The highest possible vacuum is desired in a tube. Remaining gas atoms will ionize and conduct electricity between the elements in an undesired manner. In a defective tube residual air pressure will lead to ionization, becoming visible as a pink-purple glow discharge between the tube elements. recommend directory: 5050 SMD Flexible Strip with waterproof 5 Meter 300LEDS.
To prevent gases from compromising the tube's vacuum, modern tubes are constructed with "getters", which are usually small, circular troughs filled with metals that oxidize quickly, barium being the most common. While the tube envelope is being evacuated, the internal parts except the getter are heated by RF induction heating to help free any remaining gases from the metal parts. The tube is then sealed and the getter is heated to a high temperature, again by radio frequency induction heating. This causes some material from the getter to evaporate, reacting with any residual gases and usually leaving a silver-colored metallic deposit on the inside of the envelope of the tube. The getter continues to absorb small amounts of gas that may leak into the tube during its working life. If a tube develops a serious leak in the envelope, this deposit turns a white color as it reacts with atmospheric oxygen. Large transmitting and specialized tubes often use more exotic getter materials, such as zirconium. Early gettered tubes used phosphorus based getters and these tubes are easily identifiable, as the phosphorus leaves a characteristic orange or rainbow deposit on the glass. The use of phosphorus was short-lived and was quickly replaced by the superior barium getters. Unlike the barium getters, the phosphorus did not absorb any further gases once it had fired.

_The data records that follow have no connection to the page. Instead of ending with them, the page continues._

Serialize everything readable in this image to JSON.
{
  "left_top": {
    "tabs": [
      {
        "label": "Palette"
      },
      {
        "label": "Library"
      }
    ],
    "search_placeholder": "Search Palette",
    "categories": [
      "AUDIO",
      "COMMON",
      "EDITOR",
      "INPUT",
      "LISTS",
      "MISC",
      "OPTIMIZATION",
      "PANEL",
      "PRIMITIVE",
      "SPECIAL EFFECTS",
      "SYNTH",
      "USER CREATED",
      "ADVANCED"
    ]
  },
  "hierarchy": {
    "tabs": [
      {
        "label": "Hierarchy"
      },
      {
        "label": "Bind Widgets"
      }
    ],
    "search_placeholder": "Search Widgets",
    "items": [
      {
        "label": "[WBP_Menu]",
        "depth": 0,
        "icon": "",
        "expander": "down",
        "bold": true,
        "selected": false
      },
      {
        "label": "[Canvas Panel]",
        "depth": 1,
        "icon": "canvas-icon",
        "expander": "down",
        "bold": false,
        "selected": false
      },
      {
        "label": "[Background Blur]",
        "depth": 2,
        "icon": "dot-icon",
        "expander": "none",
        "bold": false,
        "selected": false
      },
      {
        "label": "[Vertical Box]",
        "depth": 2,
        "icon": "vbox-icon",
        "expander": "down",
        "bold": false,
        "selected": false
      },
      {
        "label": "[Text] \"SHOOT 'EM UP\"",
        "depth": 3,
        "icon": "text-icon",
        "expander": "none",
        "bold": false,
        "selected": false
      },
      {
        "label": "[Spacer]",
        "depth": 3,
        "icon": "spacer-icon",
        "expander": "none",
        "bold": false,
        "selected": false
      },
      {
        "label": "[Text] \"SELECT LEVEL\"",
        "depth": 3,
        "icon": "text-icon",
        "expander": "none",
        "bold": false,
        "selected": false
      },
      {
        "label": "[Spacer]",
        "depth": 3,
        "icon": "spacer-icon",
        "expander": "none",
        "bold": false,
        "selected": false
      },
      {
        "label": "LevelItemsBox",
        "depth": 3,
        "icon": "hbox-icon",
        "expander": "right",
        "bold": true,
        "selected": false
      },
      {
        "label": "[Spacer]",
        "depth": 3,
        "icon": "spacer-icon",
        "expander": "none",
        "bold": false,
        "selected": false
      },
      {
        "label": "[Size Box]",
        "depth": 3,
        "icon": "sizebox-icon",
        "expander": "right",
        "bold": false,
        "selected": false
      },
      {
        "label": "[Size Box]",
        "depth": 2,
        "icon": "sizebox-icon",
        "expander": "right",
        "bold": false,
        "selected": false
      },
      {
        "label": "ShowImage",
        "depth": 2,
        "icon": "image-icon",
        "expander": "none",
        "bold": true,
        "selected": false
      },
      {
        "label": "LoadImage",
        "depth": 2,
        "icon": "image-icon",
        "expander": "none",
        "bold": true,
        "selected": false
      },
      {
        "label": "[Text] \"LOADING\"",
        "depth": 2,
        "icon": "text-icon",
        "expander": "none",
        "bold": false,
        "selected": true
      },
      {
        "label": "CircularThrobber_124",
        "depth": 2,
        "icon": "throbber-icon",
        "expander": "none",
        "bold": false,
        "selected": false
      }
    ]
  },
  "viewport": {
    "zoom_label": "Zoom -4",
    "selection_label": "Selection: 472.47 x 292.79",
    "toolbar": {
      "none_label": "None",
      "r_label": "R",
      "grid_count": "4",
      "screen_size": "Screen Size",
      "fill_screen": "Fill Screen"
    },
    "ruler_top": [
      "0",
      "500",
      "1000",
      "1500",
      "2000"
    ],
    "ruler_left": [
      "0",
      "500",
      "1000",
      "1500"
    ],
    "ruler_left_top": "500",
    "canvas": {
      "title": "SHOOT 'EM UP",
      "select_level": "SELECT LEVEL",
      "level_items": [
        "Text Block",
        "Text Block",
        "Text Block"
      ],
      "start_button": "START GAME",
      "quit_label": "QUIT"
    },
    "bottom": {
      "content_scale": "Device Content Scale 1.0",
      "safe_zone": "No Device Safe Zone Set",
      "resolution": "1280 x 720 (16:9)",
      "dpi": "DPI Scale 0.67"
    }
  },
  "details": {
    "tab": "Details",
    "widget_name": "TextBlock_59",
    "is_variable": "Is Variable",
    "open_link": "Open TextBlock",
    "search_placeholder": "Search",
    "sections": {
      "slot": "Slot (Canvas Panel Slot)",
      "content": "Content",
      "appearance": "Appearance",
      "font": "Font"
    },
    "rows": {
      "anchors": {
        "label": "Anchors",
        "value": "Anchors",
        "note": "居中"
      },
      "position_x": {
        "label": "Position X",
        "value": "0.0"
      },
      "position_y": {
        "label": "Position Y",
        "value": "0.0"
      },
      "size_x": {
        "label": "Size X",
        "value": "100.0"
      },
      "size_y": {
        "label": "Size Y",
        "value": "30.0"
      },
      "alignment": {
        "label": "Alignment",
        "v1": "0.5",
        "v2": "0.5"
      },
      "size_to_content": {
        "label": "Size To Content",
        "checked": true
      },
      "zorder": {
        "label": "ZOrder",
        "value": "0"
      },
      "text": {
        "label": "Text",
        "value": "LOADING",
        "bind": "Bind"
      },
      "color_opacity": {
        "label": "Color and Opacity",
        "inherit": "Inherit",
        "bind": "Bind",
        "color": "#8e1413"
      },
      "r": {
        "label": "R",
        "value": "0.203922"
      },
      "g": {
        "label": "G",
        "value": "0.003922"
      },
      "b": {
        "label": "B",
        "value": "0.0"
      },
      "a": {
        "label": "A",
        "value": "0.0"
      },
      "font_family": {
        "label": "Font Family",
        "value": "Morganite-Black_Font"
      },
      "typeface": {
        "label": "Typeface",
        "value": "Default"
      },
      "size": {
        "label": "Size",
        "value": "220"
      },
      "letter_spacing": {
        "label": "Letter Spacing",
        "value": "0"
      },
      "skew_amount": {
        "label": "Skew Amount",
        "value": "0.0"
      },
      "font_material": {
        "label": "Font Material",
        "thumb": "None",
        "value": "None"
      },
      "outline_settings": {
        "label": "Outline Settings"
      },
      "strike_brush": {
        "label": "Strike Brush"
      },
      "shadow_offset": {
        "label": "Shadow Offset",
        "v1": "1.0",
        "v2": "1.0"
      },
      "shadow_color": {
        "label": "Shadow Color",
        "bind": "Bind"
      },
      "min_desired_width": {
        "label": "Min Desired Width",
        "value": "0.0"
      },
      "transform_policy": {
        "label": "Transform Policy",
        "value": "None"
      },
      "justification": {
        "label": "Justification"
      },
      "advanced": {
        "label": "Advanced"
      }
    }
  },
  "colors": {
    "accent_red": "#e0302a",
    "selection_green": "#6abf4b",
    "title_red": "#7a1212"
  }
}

Large transmitting tubes have carbonized tungsten filaments containing a small trace (1% to 2%) of thorium. An extremely thin (molecular) layer of thorium atoms forms on the outside of the wire's carbonized layer and, when heated, serve as an efficient source of electrons. The thorium slowly evaporates from the wire surface, while new thorium atoms diffuse to the surface to replace them. Such thoriated tungsten cathodes usually deliver lifetimes in the tens of thousands of hours. The end-of-life scenario for a thoriated-tungsten filament is when the carbonized layer has mostly been converted back into another form of tungsten carbide and emission begins to drop off rapidly; a complete loss of Thorium has never been found to be a factor in the end-of-life in a tube with this type of emitter. The highest reported tube life is held by an Eimac power tetrode used in a Los Angeles radio station's transmitter, which was removed from service after 80,000 hours (~9 years) of operation. It has been said[who?] that transmitters with vacuum tubes are better able to survive lightning strikes than transistor transmitters do. While it was commonly believed that at rf power levels above approx. 20 kilowatts, vacuum tubes were more efficient than solid state circuits, this is no longer the case especially in medium wave (AM broadcast) service where solid state transmitters at nearly all power levels have measurably higher efficiency. FM broadcast transmitters with solid state power amplifiers up to approx. 15 kW also show better overall mains-power efficiency than tube-based power amplifiers. recommend directory: 48cm 30LEDS SMD3528 LED Light Bar.